→ **What is needed**
The records should be copied out again with no alteration.

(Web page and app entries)
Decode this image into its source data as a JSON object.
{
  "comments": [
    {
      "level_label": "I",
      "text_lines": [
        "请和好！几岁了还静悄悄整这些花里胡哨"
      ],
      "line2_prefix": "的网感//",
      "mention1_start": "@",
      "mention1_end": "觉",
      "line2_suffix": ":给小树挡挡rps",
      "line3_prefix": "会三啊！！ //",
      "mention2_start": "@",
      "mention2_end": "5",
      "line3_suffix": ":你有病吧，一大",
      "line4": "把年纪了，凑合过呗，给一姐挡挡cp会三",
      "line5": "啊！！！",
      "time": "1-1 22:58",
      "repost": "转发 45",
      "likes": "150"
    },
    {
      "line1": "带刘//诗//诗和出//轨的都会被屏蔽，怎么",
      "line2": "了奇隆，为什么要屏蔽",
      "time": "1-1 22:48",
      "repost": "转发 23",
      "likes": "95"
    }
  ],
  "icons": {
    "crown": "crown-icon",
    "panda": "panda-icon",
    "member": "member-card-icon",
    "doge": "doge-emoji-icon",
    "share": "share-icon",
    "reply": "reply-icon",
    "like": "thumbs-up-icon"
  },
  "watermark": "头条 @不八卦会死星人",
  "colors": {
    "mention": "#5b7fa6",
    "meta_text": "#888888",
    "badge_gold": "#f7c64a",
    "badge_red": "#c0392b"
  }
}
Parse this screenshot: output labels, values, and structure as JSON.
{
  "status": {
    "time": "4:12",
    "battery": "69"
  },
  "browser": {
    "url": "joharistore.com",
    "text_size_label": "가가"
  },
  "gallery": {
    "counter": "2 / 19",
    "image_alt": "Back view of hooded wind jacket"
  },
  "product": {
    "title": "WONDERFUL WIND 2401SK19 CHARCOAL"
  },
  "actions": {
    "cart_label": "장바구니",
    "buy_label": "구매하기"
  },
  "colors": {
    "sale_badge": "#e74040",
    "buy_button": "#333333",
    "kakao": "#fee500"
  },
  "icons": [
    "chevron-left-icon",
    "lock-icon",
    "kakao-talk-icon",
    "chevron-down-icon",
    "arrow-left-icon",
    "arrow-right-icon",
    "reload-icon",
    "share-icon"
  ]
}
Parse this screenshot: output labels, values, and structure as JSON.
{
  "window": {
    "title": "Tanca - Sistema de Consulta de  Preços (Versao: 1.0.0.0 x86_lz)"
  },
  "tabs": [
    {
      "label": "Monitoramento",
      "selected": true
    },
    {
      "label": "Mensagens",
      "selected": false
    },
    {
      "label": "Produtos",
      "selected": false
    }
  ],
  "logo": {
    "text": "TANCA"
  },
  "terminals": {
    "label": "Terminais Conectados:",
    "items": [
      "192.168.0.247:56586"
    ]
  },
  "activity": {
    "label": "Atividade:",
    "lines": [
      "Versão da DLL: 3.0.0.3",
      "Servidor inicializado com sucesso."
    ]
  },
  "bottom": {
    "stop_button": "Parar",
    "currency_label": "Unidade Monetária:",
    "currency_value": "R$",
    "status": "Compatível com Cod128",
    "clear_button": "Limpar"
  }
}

→ **Output of the exercise**
Decode this image into its source data as a JSON object.
{
  "comments": [
    {
      "level_label": "I",
      "text_lines": [
        "请和好！几岁了还静悄悄整这些花里胡哨"
      ],
      "line2_prefix": "的网感//",
      "mention1_start": "@",
      "mention1_end": "觉",
      "line2_suffix": ":给小树挡挡rps",
      "line3_prefix": "会三啊！！ //",
      "mention2_start": "@",
      "mention2_end": "5",
      "line3_suffix": ":你有病吧，一大",
      "line4": "把年纪了，凑合过呗，给一姐挡挡cp会三",
      "line5": "啊！！！",
      "time": "1-1 22:58",
      "repost": "转发 45",
      "likes": "150"
    },
    {
      "line1": "带刘//诗//诗和出//轨的都会被屏蔽，怎么",
      "line2": "了奇隆，为什么要屏蔽",
      "time": "1-1 22:48",
      "repost": "转发 23",
      "likes": "95"
    }
  ],
  "icons": {
    "crown": "crown-icon",
    "panda": "panda-icon",
    "member": "member-card-icon",
    "doge": "doge-emoji-icon",
    "share": "share-icon",
    "reply": "reply-icon",
    "like": "thumbs-up-icon"
  },
  "watermark": "头条 @不八卦会死星人",
  "colors": {
    "mention": "#5b7fa6",
    "meta_text": "#888888",
    "badge_gold": "#f7c64a",
    "badge_red": "#c0392b"
  }
}
Parse this screenshot: output labels, values, and structure as JSON.
{
  "status": {
    "time": "4:12",
    "battery": "69"
  },
  "browser": {
    "url": "joharistore.com",
    "text_size_label": "가가"
  },
  "gallery": {
    "counter": "2 / 19",
    "image_alt": "Back view of hooded wind jacket"
  },
  "product": {
    "title": "WONDERFUL WIND 2401SK19 CHARCOAL"
  },
  "actions": {
    "cart_label": "장바구니",
    "buy_label": "구매하기"
  },
  "colors": {
    "sale_badge": "#e74040",
    "buy_button": "#333333",
    "kakao": "#fee500"
  },
  "icons": [
    "chevron-left-icon",
    "lock-icon",
    "kakao-talk-icon",
    "chevron-down-icon",
    "arrow-left-icon",
    "arrow-right-icon",
    "reload-icon",
    "share-icon"
  ]
}
Parse this screenshot: output labels, values, and structure as JSON.
{
  "window": {
    "title": "Tanca - Sistema de Consulta de  Preços (Versao: 1.0.0.0 x86_lz)"
  },
  "tabs": [
    {
      "label": "Monitoramento",
      "selected": true
    },
    {
      "label": "Mensagens",
      "selected": false
    },
    {
      "label": "Produtos",
      "selected": false
    }
  ],
  "logo": {
    "text": "TANCA"
  },
  "terminals": {
    "label": "Terminais Conectados:",
    "items": [
      "192.168.0.247:56586"
    ]
  },
  "activity": {
    "label": "Atividade:",
    "lines": [
      "Versão da DLL: 3.0.0.3",
      "Servidor inicializado com sucesso."
    ]
  },
  "bottom": {
    "stop_button": "Parar",
    "currency_label": "Unidade Monetária:",
    "currency_value": "R$",
    "status": "Compatível com Cod128",
    "clear_button": "Limpar"
  }
}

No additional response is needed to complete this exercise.